Linux Kernel Numbering
How do Linux Versions Work?
At any given time, there are several “stable” versions of Linux, and one “development” version.
Linux kernel numbering convention.
Each version has three numbers, i.e., X.Y.Z.
The “X” is only incremented when a really significant change happens, one that makes software written for one version no longer operate correctly on the other.
The “Y” tells you which development “series” you are in. A stable kernel will always have an “even” number in this position, while a development kernel will always have an “odd” number.
The “Z” specifies which exact version of the kernel you have, and it is incremented on every release.
For a example.
The current RHEL 6.4 uses kernel number 2.6.32-358.
That simply means that we are using 2.6 kernel which is a commercial release and is safe to be deployed on production servers, as it is having a “even” number at second place.

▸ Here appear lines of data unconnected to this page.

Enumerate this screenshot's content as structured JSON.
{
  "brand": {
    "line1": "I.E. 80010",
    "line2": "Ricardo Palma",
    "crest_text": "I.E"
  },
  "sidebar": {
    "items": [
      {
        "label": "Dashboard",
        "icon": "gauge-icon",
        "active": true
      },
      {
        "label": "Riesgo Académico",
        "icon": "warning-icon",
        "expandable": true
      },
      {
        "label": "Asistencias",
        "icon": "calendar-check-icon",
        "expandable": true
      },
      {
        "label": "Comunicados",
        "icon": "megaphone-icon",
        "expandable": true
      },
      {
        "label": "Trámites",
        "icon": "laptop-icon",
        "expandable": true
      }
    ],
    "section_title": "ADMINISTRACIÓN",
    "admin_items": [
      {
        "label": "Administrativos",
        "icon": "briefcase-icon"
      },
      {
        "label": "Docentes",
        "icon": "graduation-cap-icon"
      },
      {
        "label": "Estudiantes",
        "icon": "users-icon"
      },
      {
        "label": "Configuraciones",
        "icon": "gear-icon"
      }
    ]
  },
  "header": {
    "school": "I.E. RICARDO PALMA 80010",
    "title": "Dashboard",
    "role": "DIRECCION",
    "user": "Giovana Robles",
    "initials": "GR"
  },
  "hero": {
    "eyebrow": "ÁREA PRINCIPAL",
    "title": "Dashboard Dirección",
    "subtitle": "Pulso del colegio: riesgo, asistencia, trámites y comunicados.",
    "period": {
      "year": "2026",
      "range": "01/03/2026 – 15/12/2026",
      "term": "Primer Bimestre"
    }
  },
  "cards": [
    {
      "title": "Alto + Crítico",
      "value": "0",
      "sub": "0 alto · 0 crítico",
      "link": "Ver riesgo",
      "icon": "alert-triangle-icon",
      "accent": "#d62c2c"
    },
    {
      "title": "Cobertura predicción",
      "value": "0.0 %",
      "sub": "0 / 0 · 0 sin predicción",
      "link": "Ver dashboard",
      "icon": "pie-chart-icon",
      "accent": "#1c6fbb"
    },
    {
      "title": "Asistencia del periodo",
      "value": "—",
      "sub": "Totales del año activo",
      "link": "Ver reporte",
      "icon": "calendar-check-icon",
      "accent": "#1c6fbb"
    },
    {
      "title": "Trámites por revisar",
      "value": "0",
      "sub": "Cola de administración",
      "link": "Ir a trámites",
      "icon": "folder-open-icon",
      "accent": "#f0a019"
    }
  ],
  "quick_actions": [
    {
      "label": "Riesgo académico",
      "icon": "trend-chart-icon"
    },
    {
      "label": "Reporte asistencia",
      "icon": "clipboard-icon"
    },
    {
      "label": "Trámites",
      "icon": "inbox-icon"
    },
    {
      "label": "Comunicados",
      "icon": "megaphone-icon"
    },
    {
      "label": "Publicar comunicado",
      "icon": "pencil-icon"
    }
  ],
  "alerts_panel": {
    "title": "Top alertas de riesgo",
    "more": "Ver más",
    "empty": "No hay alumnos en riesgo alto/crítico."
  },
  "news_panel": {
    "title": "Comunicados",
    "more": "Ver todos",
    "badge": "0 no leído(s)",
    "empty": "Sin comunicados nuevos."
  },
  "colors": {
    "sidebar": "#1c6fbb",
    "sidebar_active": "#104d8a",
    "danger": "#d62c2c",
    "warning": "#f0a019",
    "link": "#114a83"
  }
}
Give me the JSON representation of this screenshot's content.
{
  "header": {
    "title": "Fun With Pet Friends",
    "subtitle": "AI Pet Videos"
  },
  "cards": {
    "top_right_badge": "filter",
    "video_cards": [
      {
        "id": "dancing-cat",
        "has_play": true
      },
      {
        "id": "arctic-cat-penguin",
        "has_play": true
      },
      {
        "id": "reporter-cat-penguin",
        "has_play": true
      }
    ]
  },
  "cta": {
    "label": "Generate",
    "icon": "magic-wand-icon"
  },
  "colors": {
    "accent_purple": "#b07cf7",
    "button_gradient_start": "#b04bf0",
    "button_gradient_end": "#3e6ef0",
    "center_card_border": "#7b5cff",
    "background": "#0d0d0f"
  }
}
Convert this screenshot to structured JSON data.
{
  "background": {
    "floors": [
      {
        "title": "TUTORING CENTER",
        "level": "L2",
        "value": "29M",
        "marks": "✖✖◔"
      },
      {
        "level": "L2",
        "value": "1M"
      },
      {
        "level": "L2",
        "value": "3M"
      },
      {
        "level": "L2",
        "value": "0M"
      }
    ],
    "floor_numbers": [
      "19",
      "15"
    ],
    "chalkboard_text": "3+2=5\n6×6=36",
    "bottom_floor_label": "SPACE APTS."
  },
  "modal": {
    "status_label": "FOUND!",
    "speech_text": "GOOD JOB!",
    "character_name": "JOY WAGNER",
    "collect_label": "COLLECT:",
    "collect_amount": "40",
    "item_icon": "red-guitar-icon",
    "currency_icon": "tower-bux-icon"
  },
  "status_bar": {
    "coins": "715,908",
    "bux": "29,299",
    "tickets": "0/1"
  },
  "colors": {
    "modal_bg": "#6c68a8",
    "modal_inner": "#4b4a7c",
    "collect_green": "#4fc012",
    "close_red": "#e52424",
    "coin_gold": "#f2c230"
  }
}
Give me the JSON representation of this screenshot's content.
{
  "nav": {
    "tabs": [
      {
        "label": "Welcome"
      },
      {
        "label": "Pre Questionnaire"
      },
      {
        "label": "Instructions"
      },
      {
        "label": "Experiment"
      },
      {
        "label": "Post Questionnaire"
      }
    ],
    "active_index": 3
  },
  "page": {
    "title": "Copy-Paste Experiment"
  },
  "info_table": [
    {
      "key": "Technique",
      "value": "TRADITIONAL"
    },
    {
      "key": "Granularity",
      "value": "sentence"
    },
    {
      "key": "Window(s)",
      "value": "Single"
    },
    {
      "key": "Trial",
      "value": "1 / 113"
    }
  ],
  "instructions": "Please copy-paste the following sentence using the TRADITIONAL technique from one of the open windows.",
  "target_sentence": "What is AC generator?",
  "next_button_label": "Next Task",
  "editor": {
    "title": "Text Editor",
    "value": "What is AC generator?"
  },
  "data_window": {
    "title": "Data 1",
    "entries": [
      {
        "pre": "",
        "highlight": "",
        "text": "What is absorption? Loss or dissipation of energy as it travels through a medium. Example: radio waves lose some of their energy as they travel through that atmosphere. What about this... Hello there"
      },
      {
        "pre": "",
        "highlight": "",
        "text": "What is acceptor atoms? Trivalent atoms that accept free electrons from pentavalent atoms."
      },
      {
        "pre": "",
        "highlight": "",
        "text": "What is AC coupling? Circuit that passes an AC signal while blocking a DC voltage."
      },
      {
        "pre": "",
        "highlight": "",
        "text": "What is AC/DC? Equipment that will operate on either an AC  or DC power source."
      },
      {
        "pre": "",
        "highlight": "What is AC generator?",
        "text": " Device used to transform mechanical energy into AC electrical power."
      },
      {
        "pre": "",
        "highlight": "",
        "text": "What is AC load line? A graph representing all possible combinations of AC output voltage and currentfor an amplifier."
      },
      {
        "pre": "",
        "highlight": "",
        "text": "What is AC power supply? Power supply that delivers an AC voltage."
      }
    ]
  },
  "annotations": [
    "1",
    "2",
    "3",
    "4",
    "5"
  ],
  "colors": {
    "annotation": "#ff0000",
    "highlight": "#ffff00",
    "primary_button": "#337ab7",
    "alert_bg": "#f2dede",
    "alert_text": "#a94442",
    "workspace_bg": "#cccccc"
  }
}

Always remember, that development series (odd number in place Y) is the code that the Linux developers are actively working on, which is always available for public viewing, testing, and even use, although production use is not recommended!